baby with mother looking over them

Research at Durham demonstrated the benefits of using side-car cribs in postpartum settings and the close link between increased breastfeeding frequency and mother-baby night-time contact via three randomised trials of night-time care in a United Kingdom postnatal ward. Our findings led to changes in recommended best practice in postnatal care in the United Kingdom and overseas.

We showed that the use of stand-alone bassinettes to accommodate babies in mothers’ room impeded interaction between mothers and babies at night, leading to poorer breastfeeding initiation, unsafe handling, and low maternal confidence. Consequently, United Kingdom hospitals began using 3-sided cribs with an open side adjacent to the mother’s bed on postnatal wards.

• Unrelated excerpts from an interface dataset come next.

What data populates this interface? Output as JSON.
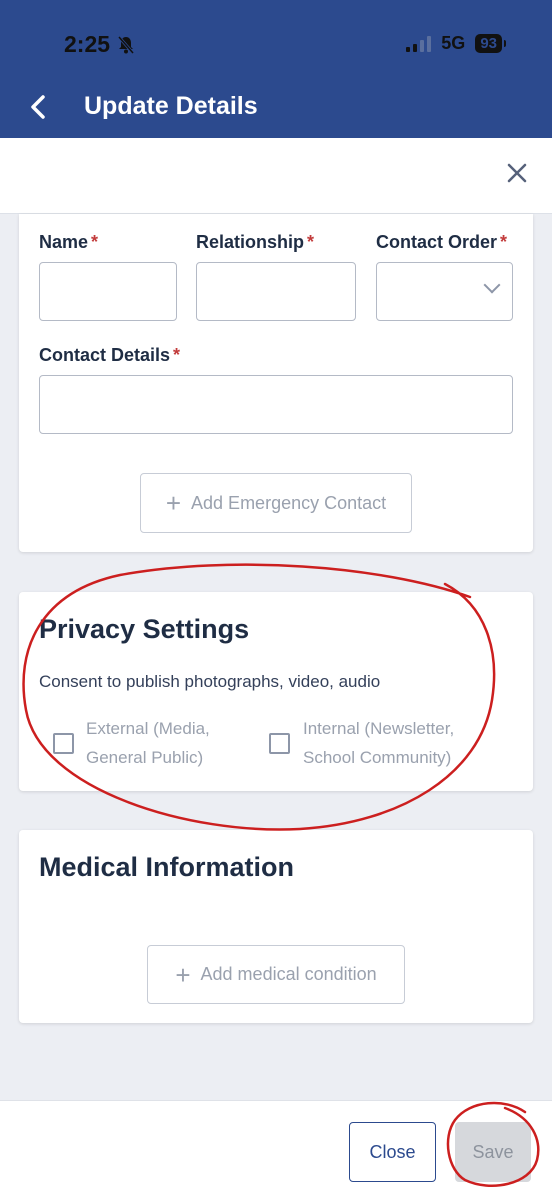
{
  "status_bar": {
    "time": "2:25",
    "network": "5G",
    "battery": "93"
  },
  "nav": {
    "title": "Update Details"
  },
  "emergency_contact": {
    "labels": {
      "name": "Name",
      "relationship": "Relationship",
      "contact_order": "Contact Order",
      "contact_details": "Contact Details"
    },
    "required_mark": "*",
    "add_button": "Add Emergency Contact"
  },
  "privacy": {
    "title": "Privacy Settings",
    "consent_text": "Consent to publish photographs, video, audio",
    "options": [
      {
        "line1": "External (Media,",
        "line2": "General Public)"
      },
      {
        "line1": "Internal (Newsletter,",
        "line2": "School Community)"
      }
    ]
  },
  "medical": {
    "title": "Medical Information",
    "add_button": "Add medical condition"
  },
  "footer": {
    "close_label": "Close",
    "save_label": "Save"
  },
  "icons": {
    "back": "chevron-left-icon",
    "close": "close-icon",
    "dropdown": "chevron-down-icon",
    "add": "plus-icon",
    "silent": "bell-slash-icon",
    "signal": "signal-icon",
    "battery": "battery-icon"
  },
  "colors": {
    "header": "#2c4a8e",
    "required": "#c23b3b",
    "annotation": "#cc1f1f"
  }
}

United Kingdom and international organisations have also used our findings from the trials to develop new policies for staff and guidance for parents emphasising the importance of mother-baby night-time contact for breastfeeding initiation and continuation. In the United Kingdom our work affects the postnatal care of 630,000 mothers and babies annually.